Genesis 8:22 (ESV) … “While the earth remains, seedtime and harvest, cold and heat, summer and winter, day and night, shall not cease.”
Instead of destruction, the earth will be blessed with the regularity of predictable environmental patterns that are undergirded by the directive hand of God (v. 22). This promise is dependent upon the goodness of God and not the righteousness of humanity, for humanity will always languish in sin. The only condition established is temporal, “as long as the earth endures” (v. 22). The survivors of the flood had known storm and wind as their adversaries and had witnessed their power. By this promise, the Lord restored their confidence in a subdued world, subjected to the divine promise, where they could once again thrive. “However irregular the human heart may be (8:21b), there will be regularity in God’s world and its cycles.” Our passage shows God’s persistent allegiance to the earth and earth’s inhabitants with the intent of blessing.
Verse 22 also echoes the language of creation: “as long as” (lit., “all the days of”; “day,” 1:5ff.); “seed” (“seedtime,” 1:11–12, 29); “day” and “night” (1:5); and “cease/rest” (šābat, 2:2–3). The Lord in recreating the earth reestablishes its order and boundaries as at the beginning (1:14) and “as long as the world exists” (GNB). This shows a permanency for the world, but it also infers that the present heavens and earth will someday cease. Countering those who scoffed at the anticipation of a coming Christ, Peter pointed to Noah’s flood as evidence that God had already shown the will and capacity to bring about a worldwide cataclysm. The apostle forewarns there is yet a great conflagration that at the Lord’s command will close the final chapter of Noah’s new world (2 Pet 3:3–7). Ours is not a “world without end” (AV, Eph 3:21).

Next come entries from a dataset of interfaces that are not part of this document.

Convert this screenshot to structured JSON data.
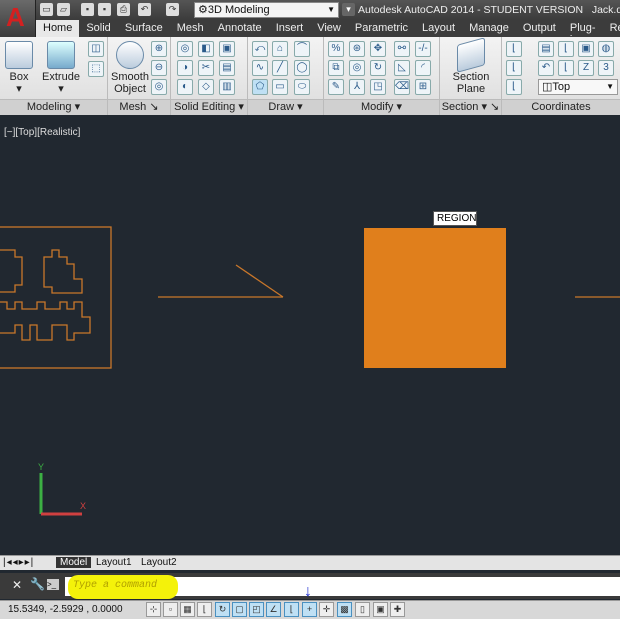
{
  "title_bar": {
    "workspace": "3D Modeling",
    "title": "Autodesk AutoCAD 2014 - STUDENT VERSION",
    "file": "Jack.dwg"
  },
  "tabs": [
    "Home",
    "Solid",
    "Surface",
    "Mesh",
    "Annotate",
    "Insert",
    "View",
    "Parametric",
    "Layout",
    "Manage",
    "Output",
    "Plug-ins",
    "Ren"
  ],
  "active_tab": "Home",
  "ribbon": {
    "modeling": {
      "label": "Modeling",
      "box": "Box",
      "extrude": "Extrude"
    },
    "mesh": {
      "label": "Mesh",
      "smooth": "Smooth",
      "object": "Object"
    },
    "solid_editing": {
      "label": "Solid Editing"
    },
    "draw": {
      "label": "Draw"
    },
    "modify": {
      "label": "Modify"
    },
    "section": {
      "label": "Section",
      "btn1": "Section",
      "btn2": "Plane"
    },
    "coordinates": {
      "label": "Coordinates",
      "view": "Top"
    }
  },
  "viewport": {
    "label": "[−][Top][Realistic]",
    "tooltip": "REGION",
    "object_color": "#e07f1c",
    "background": "#212830"
  },
  "layout_tabs": [
    "Model",
    "Layout1",
    "Layout2"
  ],
  "command": {
    "placeholder": "Type a command"
  },
  "status": {
    "coords": "15.5349, -2.5929 , 0.0000"
  }
}
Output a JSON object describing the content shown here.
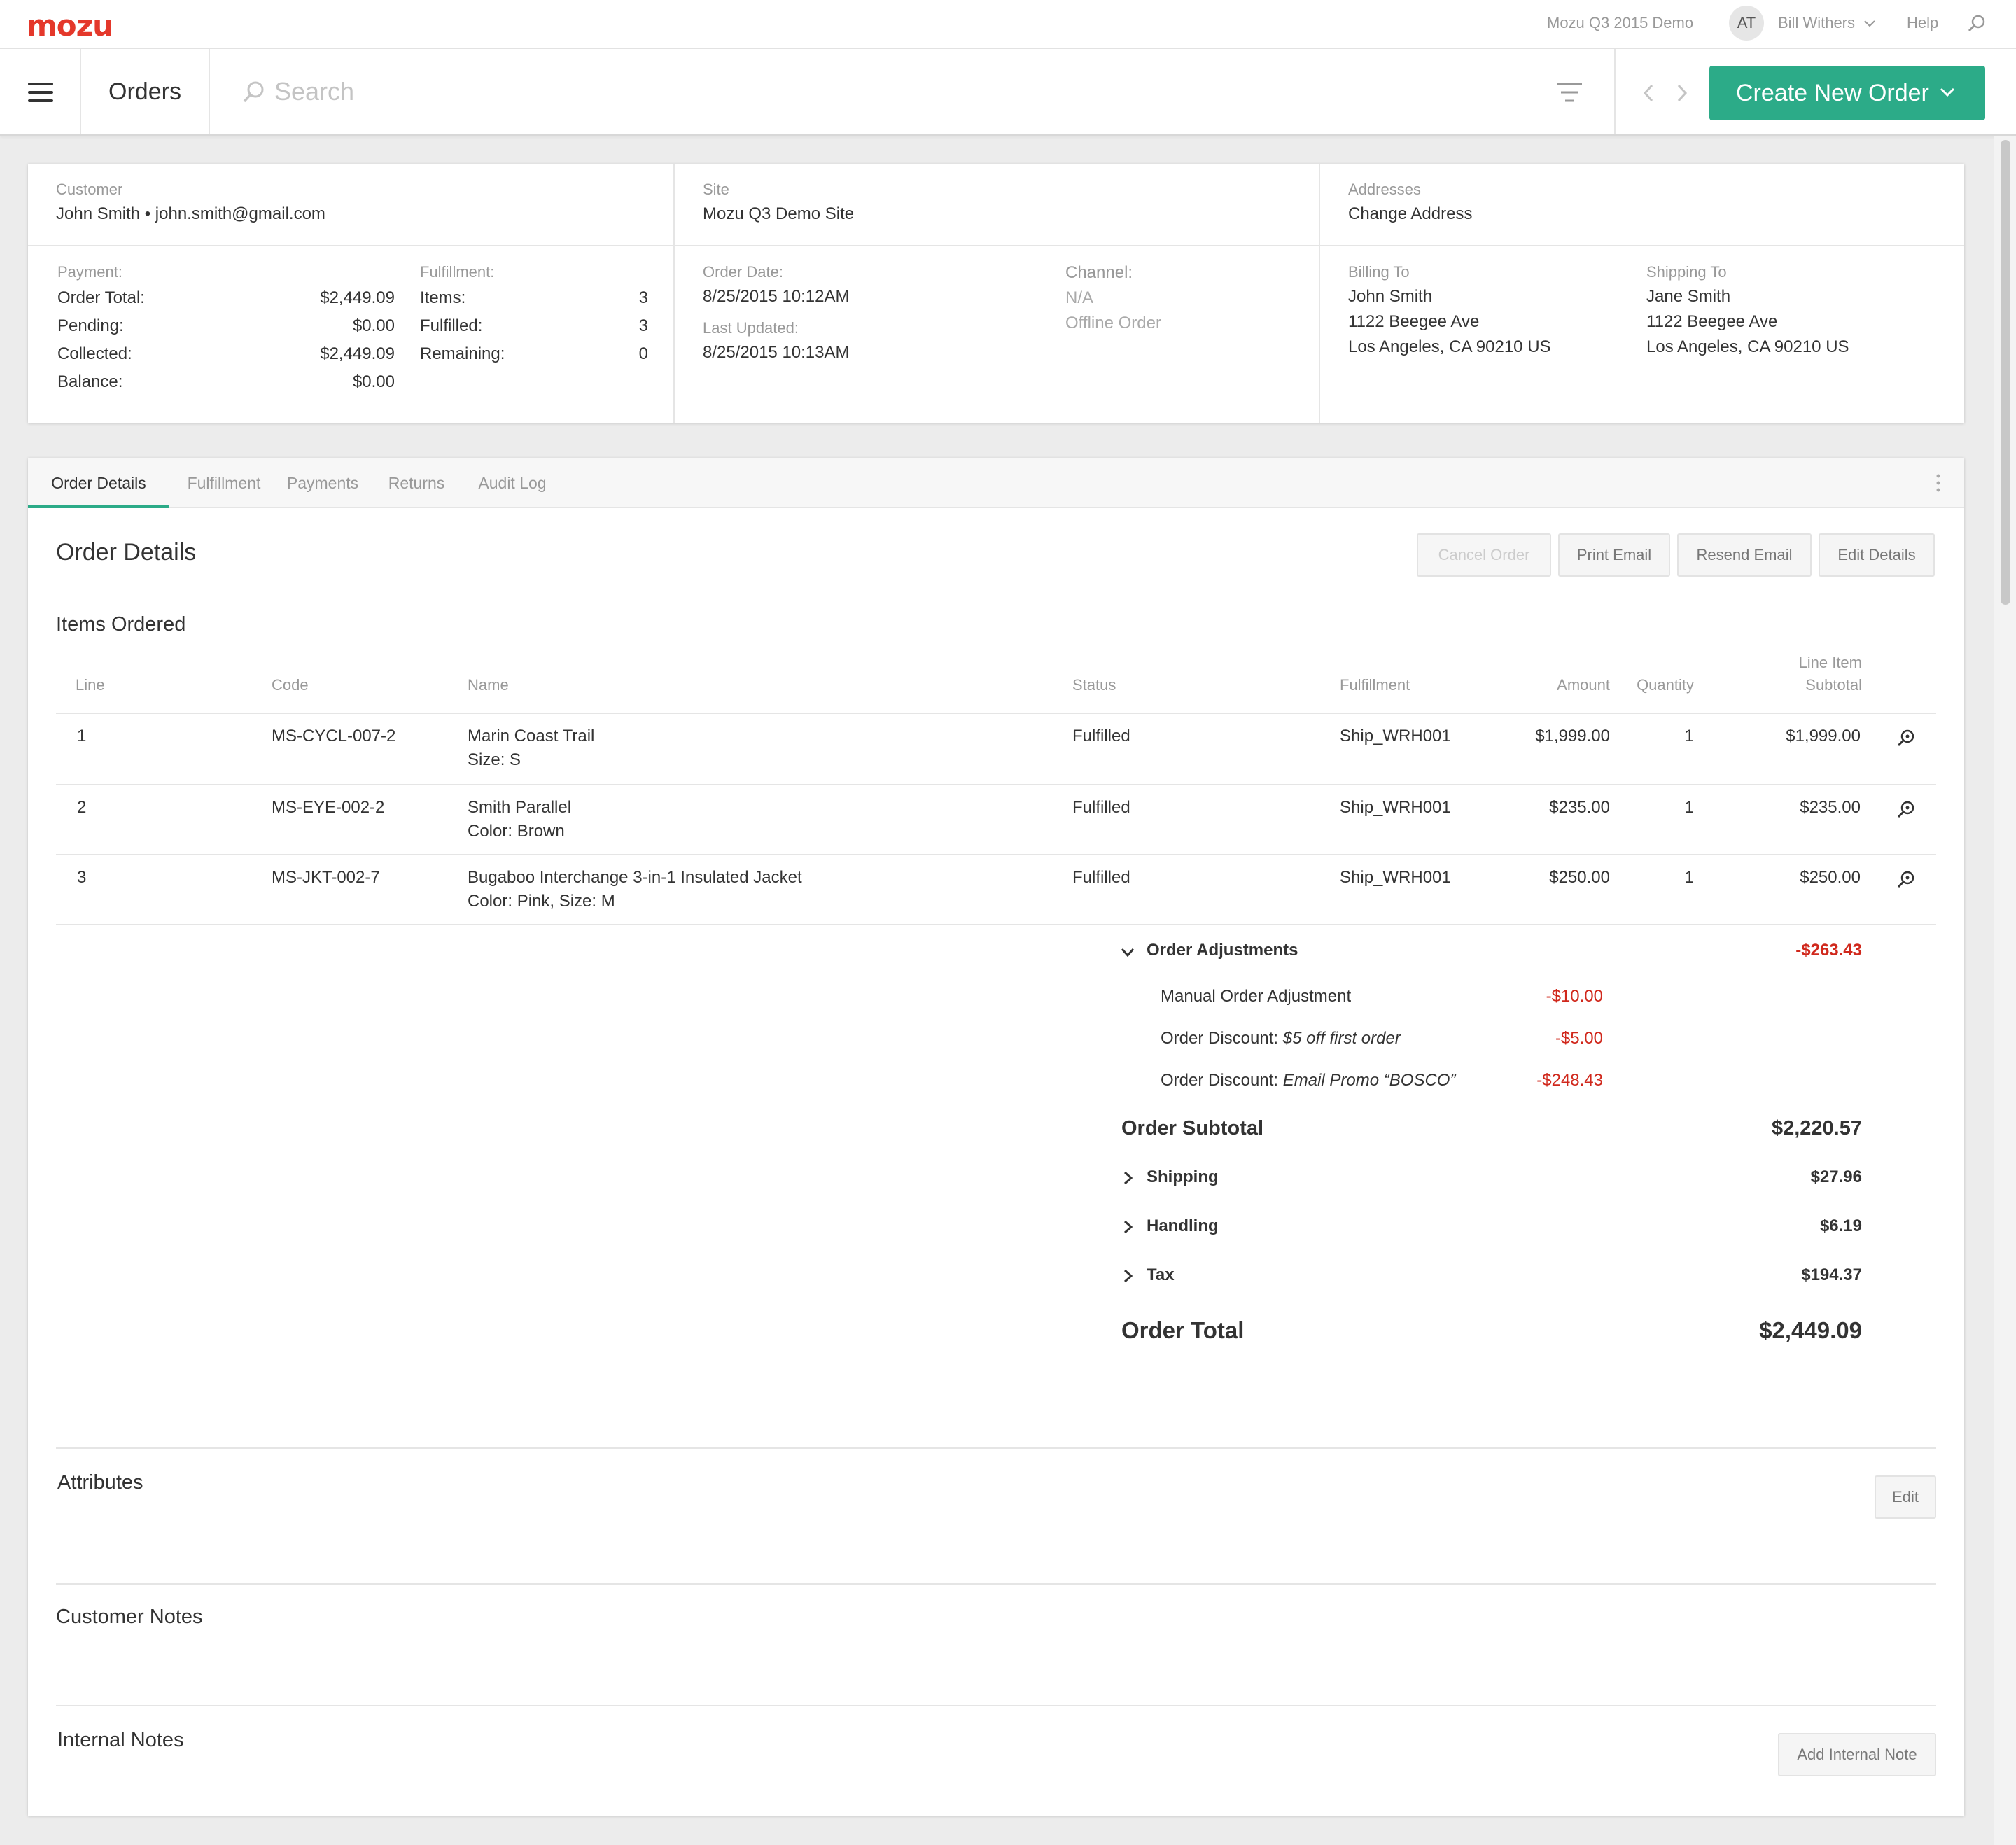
{
  "topbar": {
    "logo": "mozu",
    "tenant": "Mozu Q3 2015 Demo",
    "avatar_initials": "AT",
    "user_name": "Bill Withers",
    "help": "Help"
  },
  "subbar": {
    "title": "Orders",
    "search_placeholder": "Search",
    "create_button": "Create New Order"
  },
  "summary": {
    "customer_label": "Customer",
    "customer_value": "John Smith • john.smith@gmail.com",
    "site_label": "Site",
    "site_value": "Mozu Q3 Demo Site",
    "addresses_label": "Addresses",
    "addresses_value": "Change Address",
    "payment": {
      "label": "Payment:",
      "rows": [
        {
          "label": "Order Total:",
          "value": "$2,449.09"
        },
        {
          "label": "Pending:",
          "value": "$0.00"
        },
        {
          "label": "Collected:",
          "value": "$2,449.09"
        },
        {
          "label": "Balance:",
          "value": "$0.00"
        }
      ]
    },
    "fulfillment": {
      "label": "Fulfillment:",
      "rows": [
        {
          "label": "Items:",
          "value": "3"
        },
        {
          "label": "Fulfilled:",
          "value": "3"
        },
        {
          "label": "Remaining:",
          "value": "0"
        }
      ]
    },
    "order_date_label": "Order Date:",
    "order_date_value": "8/25/2015 10:12AM",
    "last_updated_label": "Last Updated:",
    "last_updated_value": "8/25/2015 10:13AM",
    "channel_label": "Channel:",
    "channel_value": "N/A",
    "channel_type": "Offline Order",
    "billing": {
      "label": "Billing To",
      "name": "John Smith",
      "street": "1122 Beegee Ave",
      "city": "Los Angeles, CA 90210 US"
    },
    "shipping": {
      "label": "Shipping To",
      "name": "Jane Smith",
      "street": "1122 Beegee Ave",
      "city": "Los Angeles, CA 90210 US"
    }
  },
  "tabs": [
    "Order Details",
    "Fulfillment",
    "Payments",
    "Returns",
    "Audit Log"
  ],
  "details": {
    "title": "Order Details",
    "buttons": {
      "cancel": "Cancel Order",
      "print": "Print Email",
      "resend": "Resend Email",
      "edit": "Edit Details"
    },
    "items_title": "Items Ordered",
    "columns": {
      "line": "Line",
      "code": "Code",
      "name": "Name",
      "status": "Status",
      "fulfillment": "Fulfillment",
      "amount": "Amount",
      "quantity": "Quantity",
      "subtotal_1": "Line Item",
      "subtotal_2": "Subtotal"
    },
    "items": [
      {
        "line": "1",
        "code": "MS-CYCL-007-2",
        "name": "Marin Coast Trail",
        "option": "Size: S",
        "status": "Fulfilled",
        "fulfillment": "Ship_WRH001",
        "amount": "$1,999.00",
        "quantity": "1",
        "subtotal": "$1,999.00"
      },
      {
        "line": "2",
        "code": "MS-EYE-002-2",
        "name": "Smith Parallel",
        "option": "Color: Brown",
        "status": "Fulfilled",
        "fulfillment": "Ship_WRH001",
        "amount": "$235.00",
        "quantity": "1",
        "subtotal": "$235.00"
      },
      {
        "line": "3",
        "code": "MS-JKT-002-7",
        "name": "Bugaboo Interchange 3-in-1 Insulated Jacket",
        "option": "Color: Pink, Size: M",
        "status": "Fulfilled",
        "fulfillment": "Ship_WRH001",
        "amount": "$250.00",
        "quantity": "1",
        "subtotal": "$250.00"
      }
    ],
    "adjustments": {
      "label": "Order Adjustments",
      "total": "-$263.43",
      "rows": [
        {
          "prefix": "Manual Order Adjustment",
          "detail": "",
          "value": "-$10.00"
        },
        {
          "prefix": "Order Discount: ",
          "detail": "$5 off first order",
          "value": "-$5.00"
        },
        {
          "prefix": "Order Discount: ",
          "detail": "Email Promo “BOSCO”",
          "value": "-$248.43"
        }
      ]
    },
    "subtotal_label": "Order Subtotal",
    "subtotal_value": "$2,220.57",
    "shipping_label": "Shipping",
    "shipping_value": "$27.96",
    "handling_label": "Handling",
    "handling_value": "$6.19",
    "tax_label": "Tax",
    "tax_value": "$194.37",
    "total_label": "Order Total",
    "total_value": "$2,449.09"
  },
  "attributes": {
    "title": "Attributes",
    "edit": "Edit"
  },
  "customer_notes": {
    "title": "Customer Notes"
  },
  "internal_notes": {
    "title": "Internal Notes",
    "add": "Add Internal Note"
  },
  "colors": {
    "accent": "#2cab88",
    "brand": "#e4382b",
    "negative": "#d0281c"
  }
}
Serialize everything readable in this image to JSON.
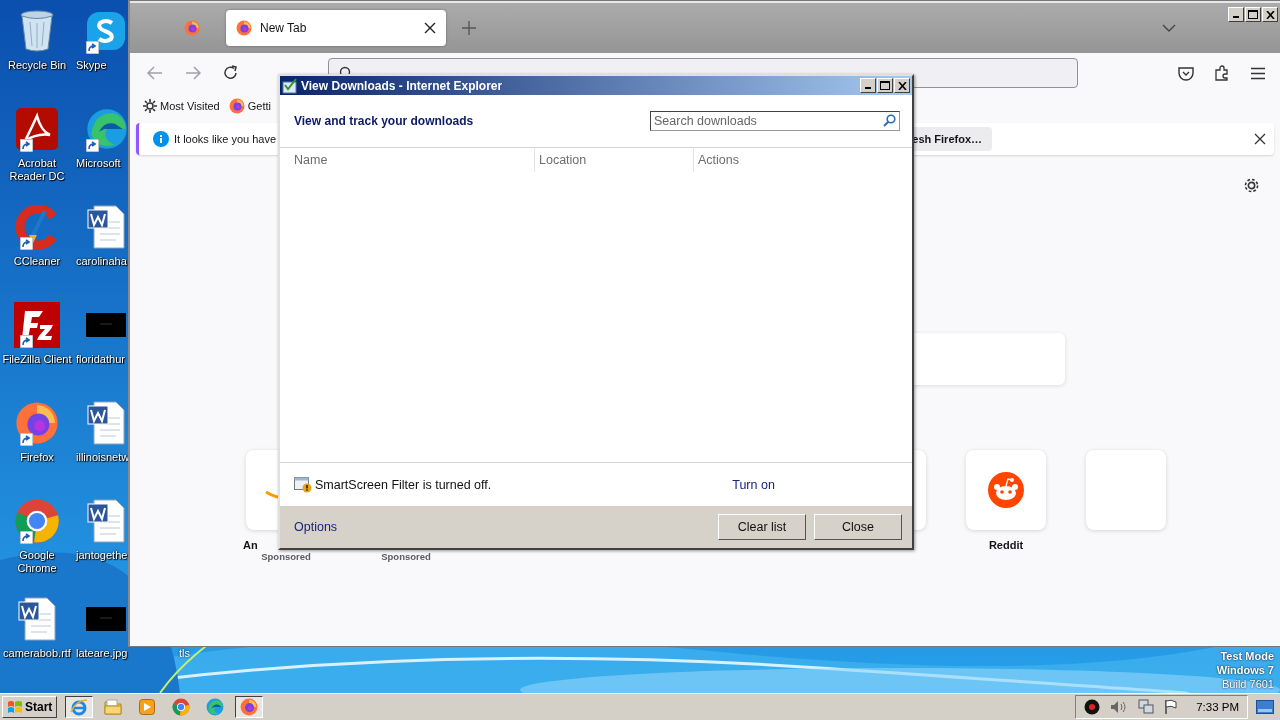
{
  "desktop": {
    "icons": [
      {
        "label": "Recycle Bin",
        "kind": "recycle-bin",
        "shortcut": false
      },
      {
        "label": "Skype",
        "kind": "skype",
        "shortcut": true
      },
      {
        "label": "Acrobat Reader DC",
        "kind": "acrobat",
        "shortcut": true
      },
      {
        "label": "Microsoft",
        "kind": "edge",
        "shortcut": true
      },
      {
        "label": "CCleaner",
        "kind": "ccleaner",
        "shortcut": true
      },
      {
        "label": "carolinaha",
        "kind": "word",
        "shortcut": false
      },
      {
        "label": "FileZilla Client",
        "kind": "filezilla",
        "shortcut": true
      },
      {
        "label": "floridathur",
        "kind": "dark-image",
        "shortcut": false
      },
      {
        "label": "Firefox",
        "kind": "firefox",
        "shortcut": true
      },
      {
        "label": "illinoisnetw",
        "kind": "word",
        "shortcut": false
      },
      {
        "label": "Google Chrome",
        "kind": "chrome",
        "shortcut": true
      },
      {
        "label": "jantogethe",
        "kind": "word",
        "shortcut": false
      },
      {
        "label": "camerabob.rtf",
        "kind": "word",
        "shortcut": false
      },
      {
        "label": "lateare.jpg",
        "kind": "dark-image",
        "shortcut": false
      }
    ],
    "covered_icon_label": "tls",
    "system_notice": [
      "Test Mode",
      "Windows 7",
      "Build 7601"
    ]
  },
  "browser": {
    "tabs": [
      {
        "kind": "pinned",
        "selected": false
      },
      {
        "kind": "tab",
        "label": "New Tab",
        "selected": true
      }
    ],
    "bookmarks": [
      {
        "kind": "gear",
        "label": "Most Visited"
      },
      {
        "kind": "firefox",
        "label": "Getti"
      }
    ],
    "notification": {
      "text": "It looks like you have",
      "button": "esh Firefox…"
    },
    "shortcuts": [
      {
        "kind": "amazon",
        "title": "An",
        "sponsored": "Sponsored"
      },
      {
        "kind": "hidden",
        "sponsored": "Sponsored"
      },
      {
        "kind": "blank"
      },
      {
        "kind": "reddit",
        "title": "Reddit"
      },
      {
        "kind": "blank"
      }
    ]
  },
  "downloads_dialog": {
    "title": "View Downloads - Internet Explorer",
    "heading": "View and track your downloads",
    "search": {
      "placeholder": "Search downloads"
    },
    "columns": [
      "Name",
      "Location",
      "Actions"
    ],
    "smartscreen": {
      "text": "SmartScreen Filter is turned off.",
      "link": "Turn on"
    },
    "options_link": "Options",
    "buttons": [
      "Clear list",
      "Close"
    ]
  },
  "taskbar": {
    "start": "Start",
    "items": [
      {
        "kind": "ie",
        "selected": true
      },
      {
        "kind": "folder",
        "selected": false
      },
      {
        "kind": "media",
        "selected": false
      },
      {
        "kind": "chrome",
        "selected": false
      },
      {
        "kind": "edge",
        "selected": false
      },
      {
        "kind": "firefox",
        "selected": true
      }
    ],
    "clock": "7:33 PM"
  }
}
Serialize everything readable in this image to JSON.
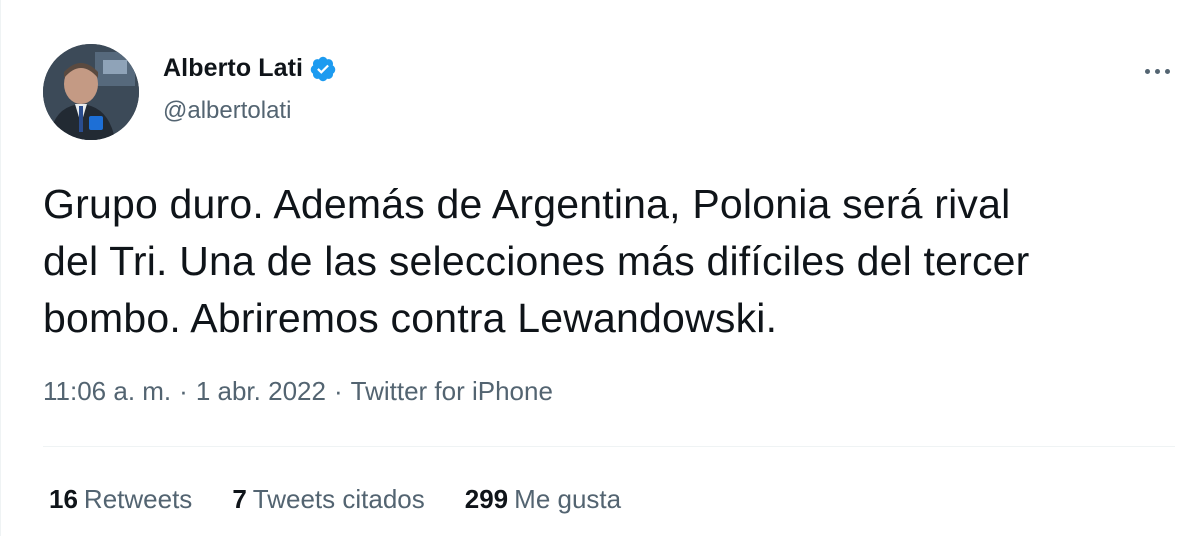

The NIV’s rendering (as most English versions) arranges v. 22 in poetic stanza. The figure of merismus (opposites) dominates, indicating the inclusiveness of all seasons and times. The agrarian seasons, necessary for the sustenance of life, are represented by “seedtime and harvest.” The fertility religions of the ancient Near East, with their dying and rising deities, attributed the seasons to the actions of the gods. Canaanite religion, for example, depicted the fruition of spring as the result of Baal’s liberation from the underworld ruled by Mot (Death). Biblical religion explained that the seasonal cycle was the consequence of Yahweh’s pronouncement and, moreover, evidence of a divine dominion that transcends the elements of the earth. There is no place for Mother-earth in biblical ideology. Earth owes its powers (not her powers!) to the divine command.
“Cold and heat” with “summer and winter” are chiastic and essentially parallel to the seasons of seed and harvest, which are marked by these changes in climatic conditions. “Day and night” is the concluding pair and show that they too are at the command of the Lord, who here guarantees their punctual arrival (cf. 1:3–5). Nature will not act capriciously but will be timely and predictable (“will never cease”), giving security to the world and its inhabitants. For Moses’ audience this made the marshaling of such forces for Israel’s exodus and sojourn all the more impressive, as the plague of darkness showed (Exod 10:21–23). More important for later Israel the seasons of plenty were tied to God’s covenant blessing for a faithful people, but the opposite was true as well (e.g., Deut 27–28). Israel rightly expressed its homage to the Governor of the seasons through its annual ritual of firstfruits (e.g., Lev 23:9–14).